Task directions - Any pictures in the records below should be skipped; write out everything else exactly.

Data extract -
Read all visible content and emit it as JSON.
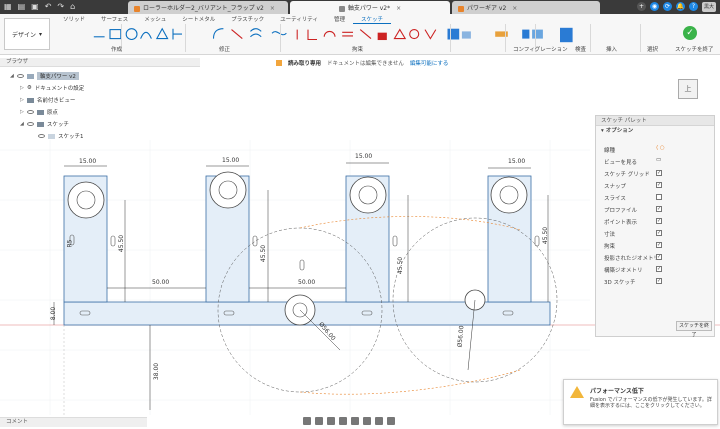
{
  "tabs": [
    {
      "label": "ローラーホルダー2_バリアント_フラップ v2"
    },
    {
      "label": "軸支パワー v2*"
    },
    {
      "label": "パワーギア v2"
    }
  ],
  "ribbon": {
    "design_label": "デザイン",
    "subtabs": [
      "ソリッド",
      "サーフェス",
      "メッシュ",
      "シートメタル",
      "プラスチック",
      "ユーティリティ",
      "管理",
      "スケッチ"
    ],
    "active_subtab": "スケッチ",
    "groups": [
      "作成",
      "修正",
      "拘束",
      "コンフィグレーション",
      "検査",
      "挿入",
      "選択",
      "スケッチを終了"
    ]
  },
  "browser": {
    "title": "ブラウザ",
    "nodes": [
      "軸支パワー v2",
      "ドキュメントの設定",
      "名前付きビュー",
      "原点",
      "スケッチ",
      "スケッチ1"
    ]
  },
  "readonly": {
    "label": "読み取り専用",
    "message": "ドキュメントは編集できません",
    "link": "編集可能にする"
  },
  "viewcube": {
    "label": "上"
  },
  "palette": {
    "title": "スケッチ パレット",
    "section": "オプション",
    "rows": [
      {
        "label": "線種",
        "checked": false
      },
      {
        "label": "ビューを見る",
        "checked": false
      },
      {
        "label": "スケッチ グリッド",
        "checked": true
      },
      {
        "label": "スナップ",
        "checked": true
      },
      {
        "label": "スライス",
        "checked": false
      },
      {
        "label": "プロファイル",
        "checked": true
      },
      {
        "label": "ポイント表示",
        "checked": true
      },
      {
        "label": "寸法",
        "checked": true
      },
      {
        "label": "拘束",
        "checked": true
      },
      {
        "label": "投影されたジオメトリ",
        "checked": true
      },
      {
        "label": "構築ジオメトリ",
        "checked": true
      },
      {
        "label": "3D スケッチ",
        "checked": true
      }
    ],
    "finish": "スケッチを終了"
  },
  "toast": {
    "title": "パフォーマンス低下",
    "body": "Fusion でパフォーマンスの低下が発生しています。詳細を表示するには、ここをクリックしてください。"
  },
  "comment": "コメント",
  "dims": [
    "15.00",
    "15.00",
    "15.00",
    "15.00",
    "50.00",
    "50.00",
    "45.50",
    "45.50",
    "45.50",
    "45.50",
    "8.00",
    "38.00",
    "Ø56.00",
    "Ø56.00",
    "R5"
  ]
}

Response box -
Read all visible content and emit it as JSON.
{
  "tabs": [
    {
      "label": "ローラーホルダー2_バリアント_フラップ v2"
    },
    {
      "label": "軸支パワー v2*"
    },
    {
      "label": "パワーギア v2"
    }
  ],
  "ribbon": {
    "design_label": "デザイン",
    "subtabs": [
      "ソリッド",
      "サーフェス",
      "メッシュ",
      "シートメタル",
      "プラスチック",
      "ユーティリティ",
      "管理",
      "スケッチ"
    ],
    "active_subtab": "スケッチ",
    "groups": [
      "作成",
      "修正",
      "拘束",
      "コンフィグレーション",
      "検査",
      "挿入",
      "選択",
      "スケッチを終了"
    ]
  },
  "browser": {
    "title": "ブラウザ",
    "nodes": [
      "軸支パワー v2",
      "ドキュメントの設定",
      "名前付きビュー",
      "原点",
      "スケッチ",
      "スケッチ1"
    ]
  },
  "readonly": {
    "label": "読み取り専用",
    "message": "ドキュメントは編集できません",
    "link": "編集可能にする"
  },
  "viewcube": {
    "label": "上"
  },
  "palette": {
    "title": "スケッチ パレット",
    "section": "オプション",
    "rows": [
      {
        "label": "線種",
        "checked": false
      },
      {
        "label": "ビューを見る",
        "checked": false
      },
      {
        "label": "スケッチ グリッド",
        "checked": true
      },
      {
        "label": "スナップ",
        "checked": true
      },
      {
        "label": "スライス",
        "checked": false
      },
      {
        "label": "プロファイル",
        "checked": true
      },
      {
        "label": "ポイント表示",
        "checked": true
      },
      {
        "label": "寸法",
        "checked": true
      },
      {
        "label": "拘束",
        "checked": true
      },
      {
        "label": "投影されたジオメトリ",
        "checked": true
      },
      {
        "label": "構築ジオメトリ",
        "checked": true
      },
      {
        "label": "3D スケッチ",
        "checked": true
      }
    ],
    "finish": "スケッチを終了"
  },
  "toast": {
    "title": "パフォーマンス低下",
    "body": "Fusion でパフォーマンスの低下が発生しています。詳細を表示するには、ここをクリックしてください。"
  },
  "comment": "コメント",
  "dims": [
    "15.00",
    "15.00",
    "15.00",
    "15.00",
    "50.00",
    "50.00",
    "45.50",
    "45.50",
    "45.50",
    "45.50",
    "8.00",
    "38.00",
    "Ø56.00",
    "Ø56.00",
    "R5"
  ]
}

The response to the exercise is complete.